Fournier’s Barber Shop Grows with Franklin

Shop on Central Street opens early

By Ken Wells

First thing in the morning, most businesses on Franklin’s Central Street were just opening up, but some were earlier risers. Right next door to Brother’s Donuts, Fournier’s Barber Shop was already plying their trade in sharp haircuts and flowing conversation when I walked in.

The first customer of the day was getting a haircut and beard trim from barber Isaias in a big swiveling barber’s chair that faced a mirrored wall. The shop was laid out in a familiar way, with a row of big comfy-looking leather chairs with their backs against the wall opposite the mirrors. A queue of customers could lounge there and chat with the barbers and other customers or look over magazines and newspapers. An impressive row of knee-high aloe plants stood in big terracotta pots in the sunshine by the shop window, and zig zag of zebra-striped green and purple “inch plants” trailed from pots hanging on the wall leading back to the mirrors.

Young shop owner Joe Fournier was standing ready for his first appointment of the morning by the other chair. Joe quickly stepped up and greeted me with an easy smile. He hardly looks old enough to have been barbering for fifteen years, but he is clearly an old hand at putting customers at ease as he does his work, chatting about whatever comes to his customers’ mind.  “We always complain about the weather, no matter what it is”, he laughs. “It’s a traditional barber shop, and it’s pretty unfiltered. Sports, local banter, politics – it’s all good.”

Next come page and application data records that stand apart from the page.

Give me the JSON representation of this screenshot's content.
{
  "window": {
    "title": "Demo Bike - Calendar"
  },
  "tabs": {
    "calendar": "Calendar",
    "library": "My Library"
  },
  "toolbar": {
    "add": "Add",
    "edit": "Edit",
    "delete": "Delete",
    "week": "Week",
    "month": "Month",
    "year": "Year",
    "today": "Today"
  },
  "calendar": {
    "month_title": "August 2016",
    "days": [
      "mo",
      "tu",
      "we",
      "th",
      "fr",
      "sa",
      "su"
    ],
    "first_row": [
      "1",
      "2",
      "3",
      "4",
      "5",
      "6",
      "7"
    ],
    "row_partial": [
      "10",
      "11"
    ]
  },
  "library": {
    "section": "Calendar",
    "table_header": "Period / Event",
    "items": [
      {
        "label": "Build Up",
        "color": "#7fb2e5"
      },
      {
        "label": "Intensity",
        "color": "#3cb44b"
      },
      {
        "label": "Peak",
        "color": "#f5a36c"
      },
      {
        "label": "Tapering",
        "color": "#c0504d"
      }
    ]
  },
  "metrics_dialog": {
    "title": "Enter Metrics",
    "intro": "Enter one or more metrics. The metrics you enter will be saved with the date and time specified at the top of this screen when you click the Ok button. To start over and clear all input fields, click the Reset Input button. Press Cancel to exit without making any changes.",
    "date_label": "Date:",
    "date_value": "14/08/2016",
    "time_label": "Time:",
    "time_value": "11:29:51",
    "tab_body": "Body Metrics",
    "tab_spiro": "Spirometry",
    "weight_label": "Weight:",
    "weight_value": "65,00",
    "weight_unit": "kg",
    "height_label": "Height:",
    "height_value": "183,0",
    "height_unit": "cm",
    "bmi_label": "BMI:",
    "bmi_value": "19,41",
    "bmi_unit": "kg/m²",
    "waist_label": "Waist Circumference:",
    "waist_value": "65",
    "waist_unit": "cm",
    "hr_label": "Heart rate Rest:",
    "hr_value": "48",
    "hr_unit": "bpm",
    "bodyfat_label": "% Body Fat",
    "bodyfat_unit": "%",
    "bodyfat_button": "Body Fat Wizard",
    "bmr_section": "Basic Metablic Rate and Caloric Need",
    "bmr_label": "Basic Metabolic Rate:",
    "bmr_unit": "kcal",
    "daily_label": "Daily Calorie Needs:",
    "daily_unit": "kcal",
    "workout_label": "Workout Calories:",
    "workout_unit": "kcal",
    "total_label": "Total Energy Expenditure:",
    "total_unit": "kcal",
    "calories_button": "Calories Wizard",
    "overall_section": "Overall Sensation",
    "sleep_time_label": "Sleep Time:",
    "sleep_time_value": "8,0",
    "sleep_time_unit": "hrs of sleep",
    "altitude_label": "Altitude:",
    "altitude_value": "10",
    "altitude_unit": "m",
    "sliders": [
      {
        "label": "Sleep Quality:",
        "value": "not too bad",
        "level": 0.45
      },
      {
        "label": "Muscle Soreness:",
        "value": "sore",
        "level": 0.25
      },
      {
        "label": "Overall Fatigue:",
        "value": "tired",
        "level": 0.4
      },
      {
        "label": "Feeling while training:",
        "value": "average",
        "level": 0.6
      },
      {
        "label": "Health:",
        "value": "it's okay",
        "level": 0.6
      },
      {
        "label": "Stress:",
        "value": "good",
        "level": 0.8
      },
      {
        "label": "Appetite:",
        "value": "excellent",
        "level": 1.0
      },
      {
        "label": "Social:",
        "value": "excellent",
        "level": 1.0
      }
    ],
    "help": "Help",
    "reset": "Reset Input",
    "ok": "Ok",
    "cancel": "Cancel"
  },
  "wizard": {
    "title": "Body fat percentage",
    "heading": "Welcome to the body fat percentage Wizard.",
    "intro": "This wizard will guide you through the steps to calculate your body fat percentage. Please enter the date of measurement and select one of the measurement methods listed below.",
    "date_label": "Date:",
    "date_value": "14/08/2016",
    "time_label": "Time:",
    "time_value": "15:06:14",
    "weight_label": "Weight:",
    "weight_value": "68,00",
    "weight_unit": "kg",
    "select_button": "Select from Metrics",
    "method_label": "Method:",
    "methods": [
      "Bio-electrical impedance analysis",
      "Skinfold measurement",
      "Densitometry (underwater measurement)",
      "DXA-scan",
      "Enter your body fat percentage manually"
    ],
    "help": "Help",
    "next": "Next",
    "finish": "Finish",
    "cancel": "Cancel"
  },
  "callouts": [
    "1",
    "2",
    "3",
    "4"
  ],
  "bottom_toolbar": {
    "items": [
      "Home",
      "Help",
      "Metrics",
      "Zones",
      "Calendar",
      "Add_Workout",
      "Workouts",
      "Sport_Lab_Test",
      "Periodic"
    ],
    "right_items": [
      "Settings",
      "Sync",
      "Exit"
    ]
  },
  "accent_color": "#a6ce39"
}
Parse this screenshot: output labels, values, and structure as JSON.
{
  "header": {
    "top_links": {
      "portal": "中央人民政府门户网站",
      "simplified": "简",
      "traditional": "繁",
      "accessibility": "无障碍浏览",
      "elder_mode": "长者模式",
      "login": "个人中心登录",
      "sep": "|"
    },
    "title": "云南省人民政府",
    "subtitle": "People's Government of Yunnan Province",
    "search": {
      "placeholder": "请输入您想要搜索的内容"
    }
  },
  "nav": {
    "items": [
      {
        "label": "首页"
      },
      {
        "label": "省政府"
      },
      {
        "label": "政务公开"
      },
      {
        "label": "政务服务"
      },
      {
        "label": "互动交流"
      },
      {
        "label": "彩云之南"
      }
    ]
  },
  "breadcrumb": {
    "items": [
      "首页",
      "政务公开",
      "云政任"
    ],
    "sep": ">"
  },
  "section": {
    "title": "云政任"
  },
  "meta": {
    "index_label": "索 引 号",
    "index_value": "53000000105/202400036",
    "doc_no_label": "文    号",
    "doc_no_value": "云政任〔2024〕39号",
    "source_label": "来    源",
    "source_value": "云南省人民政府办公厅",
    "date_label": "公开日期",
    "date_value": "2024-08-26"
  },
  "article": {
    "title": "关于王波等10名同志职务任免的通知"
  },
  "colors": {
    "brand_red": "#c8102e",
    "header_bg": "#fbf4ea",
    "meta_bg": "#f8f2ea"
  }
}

With little prompting, Joe rolls into his life story: grew up in Boscawen and went to Merrimack Valley, deciding to get right to work after he graduated. He was working with his cousin at a landscaping business when a buddy who was attending barber school in Penacook offered to give him a shave. “It was cool, and I soon fell in love with barbering. I decided to jump into it in ‘08”. He went to barber school, then worked at a shop in Plymouth until 2013.

That’s the year Franklin barber Tom Gullage decided to retire, and Joe bought Tom’s business on Central Street, opposite City Hall. Joe has been in business in Franklin for eleven years now, and seven years ago, in 2017, he moved the business to its current location at 420 Central Street. “Back in 2013”, Joe says, “Franklin was pretty much like they say, but now things have really picked up. Revitalization started around then – lots of purchasing and fixing up the downtown buildings.” He says public opinion about Franklin’s rehabilitation projects are all over the map. Progress on the Mill City Park (and its associated man-made whitewater kayaking features) was well-received at first, but then some were worried that taxpayer money went toward it.” (See “Franklin Harnesses Water Power Again” [Partichand Interview] in this issue.)

As 2020 began, business had grown so much, Joe hired Isaias Muniz to share the work with him, but then life threw him a curveball. “It’s been an adventure – the pandemic lockdown. For a while the business was up in the air. It was the first time the full week around Christmas wasn’t all booked out. Now things are back to pre-Covid levels. Now we see the whole range of people: Mom’s with kids, women getting cuts – everybody from younger kids to the senior gentleman crew.”

Joe sounds pleased with the redevelopment happening in Franklin. The restaurants are doing well, and the Chinburg housing development is going to be great. He notes that not too many kayakers come dripping wet off the river, looking for haircuts. But he looks to the giant apartment complex in Stevens Mill as a new pool of potential customers. “It’s been an adventure…” he grins.